DESCRIPTION OF THE TASK: Please restate each line of the material word for word and omit any pictures.

THE RECORDS:

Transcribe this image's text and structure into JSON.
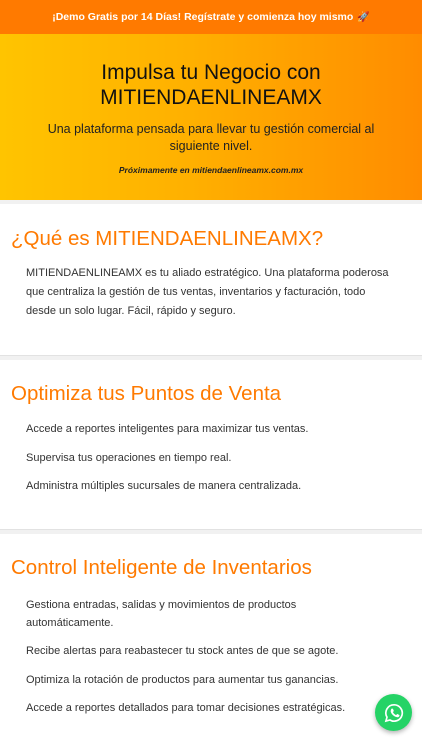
{
  "promo": {
    "text": "¡Demo Gratis por 14 Días! Regístrate y comienza hoy mismo",
    "icon": "rocket-icon"
  },
  "hero": {
    "title": "Impulsa tu Negocio con MITIENDAENLINEAMX",
    "subtitle": "Una plataforma pensada para llevar tu gestión comercial al siguiente nivel.",
    "soon": "Próximamente en mitiendaenlineamx.com.mx"
  },
  "about": {
    "heading": "¿Qué es MITIENDAENLINEAMX?",
    "text": "MITIENDAENLINEAMX es tu aliado estratégico. Una plataforma poderosa que centraliza la gestión de tus ventas, inventarios y facturación, todo desde un solo lugar. Fácil, rápido y seguro."
  },
  "pos": {
    "heading": "Optimiza tus Puntos de Venta",
    "items": [
      "Accede a reportes inteligentes para maximizar tus ventas.",
      "Supervisa tus operaciones en tiempo real.",
      "Administra múltiples sucursales de manera centralizada."
    ]
  },
  "inventory": {
    "heading": "Control Inteligente de Inventarios",
    "items": [
      "Gestiona entradas, salidas y movimientos de productos automáticamente.",
      "Recibe alertas para reabastecer tu stock antes de que se agote.",
      "Optimiza la rotación de productos para aumentar tus ganancias.",
      "Accede a reportes detallados para tomar decisiones estratégicas."
    ]
  },
  "whatsapp": {
    "icon": "whatsapp-icon"
  },
  "colors": {
    "accent": "#ff7a00",
    "whatsapp": "#25d366"
  }
}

ANSWER TO THE PROBLEM:
Transcribe this image's text and structure into JSON.
{
  "promo": {
    "text": "¡Demo Gratis por 14 Días! Regístrate y comienza hoy mismo",
    "icon": "rocket-icon"
  },
  "hero": {
    "title": "Impulsa tu Negocio con MITIENDAENLINEAMX",
    "subtitle": "Una plataforma pensada para llevar tu gestión comercial al siguiente nivel.",
    "soon": "Próximamente en mitiendaenlineamx.com.mx"
  },
  "about": {
    "heading": "¿Qué es MITIENDAENLINEAMX?",
    "text": "MITIENDAENLINEAMX es tu aliado estratégico. Una plataforma poderosa que centraliza la gestión de tus ventas, inventarios y facturación, todo desde un solo lugar. Fácil, rápido y seguro."
  },
  "pos": {
    "heading": "Optimiza tus Puntos de Venta",
    "items": [
      "Accede a reportes inteligentes para maximizar tus ventas.",
      "Supervisa tus operaciones en tiempo real.",
      "Administra múltiples sucursales de manera centralizada."
    ]
  },
  "inventory": {
    "heading": "Control Inteligente de Inventarios",
    "items": [
      "Gestiona entradas, salidas y movimientos de productos automáticamente.",
      "Recibe alertas para reabastecer tu stock antes de que se agote.",
      "Optimiza la rotación de productos para aumentar tus ganancias.",
      "Accede a reportes detallados para tomar decisiones estratégicas."
    ]
  },
  "whatsapp": {
    "icon": "whatsapp-icon"
  },
  "colors": {
    "accent": "#ff7a00",
    "whatsapp": "#25d366"
  }
}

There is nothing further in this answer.